There were four equine Hall of Fame nominees who were not elected because they were not named on at least 50% (plus one) of the 148 ballots cast. Three of those who were champion females—Havre de Grace, Blind Luck, and Rags to Riches—and the fourth was the sprinter, Kona Gold.
Hall of Fame voting is a deeply subjective exercise. Some candidates are first ballot slam dunks, while others need years for their accomplishments to marinate in the minds of the selection panel. Some voters cling to a rigid set of standards that draw a line somewhere around the level of Citation, Secretariat, and Man o’ War. Others see the Hall of Fame as a symphony of many parts, charged with telling the sweeping story of the sport. Takes both kinds.
However, when it comes to entering the Hall of Fame, there has evolved a clear pattern of prejudice. Beginning with the first class of 1955, there have been 129 male horses who raced on the flat inducted. Of those 129, exactly two of them are unapologetic sprinters.
Sure, sure, I know. Forego could sprint, Precisionist could sprint, Coaltown could sprint, Tom Fool could sprint, and Dr. Fager could sprint. Man, could The Doctor sprint. But sprinting for such all-purpose Hall of Famers was a daliance, something they could do in addition to the other stuff, like Rosey Grier’s needlepoint, or Michael Jordan’s baseball career.
Thankfully, the great sprinting females are fairly well-represented in the Hall of Fame, beginning with that Texas flash, Pan Zareta, on through Affectionately and Ta Wee, to more recent practitioners of the craft—Safely Kept, Xtra Heat, and My Juliet . Among males, however, there have been only two deemed Hall of Fame worthy:
Roseben and Housebuster.
Roseben was the weight-packing behemoth of the early 20th century who started 111 times and won 52 races, 51 at less than a mile.
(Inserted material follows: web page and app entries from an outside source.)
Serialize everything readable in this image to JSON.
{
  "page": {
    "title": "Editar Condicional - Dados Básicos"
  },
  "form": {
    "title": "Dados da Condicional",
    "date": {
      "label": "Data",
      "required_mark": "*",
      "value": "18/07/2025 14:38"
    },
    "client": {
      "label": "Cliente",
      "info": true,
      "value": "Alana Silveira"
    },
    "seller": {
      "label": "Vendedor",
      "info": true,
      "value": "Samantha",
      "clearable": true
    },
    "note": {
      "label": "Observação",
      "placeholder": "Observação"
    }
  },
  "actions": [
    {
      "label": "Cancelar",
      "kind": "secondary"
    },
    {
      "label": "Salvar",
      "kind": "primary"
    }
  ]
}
Through one stretch in 1905, Roseben won 12 of 14 sprints, four of them under 140 pounds or more.
Housebuster is the two-time Eclipse Award champion of 1990-91 who won 15 of 22 starts for Jimmy Croll and owner Bob Levy. Just because he could, Housebuster also stirred in three stake wins in mile races among his 11 wins at six and seven furlongs.
They are lonely. They need company. Sprinters deserve the same consideration as classic colts and older middle-distance stars. The Thoroughbreds who do it best and longest are blessed with a network of quick twitch muscles and a taste for the jugular that sets them apart. And with not much more than a minute to get the job done, there is no room for the slightest error. This is not to call for an equal opportunity clause in the Hall of Fame process, or the imposition of a quota system. This is a plea to at least recognize at the Hall of Fame level that sprinting consistently against top company is a difficult game.
As for Kona Gold, the memories are still fresh for those of us lucky enough to have watched in person as he performed for our pleasure over parts of six seasons. Failing once again this year to gain entry in the Hall of Fame does nothing to dim those memories. He will be in the Hall one day, hopefully sooner than later, and the Hall will be better for his presence.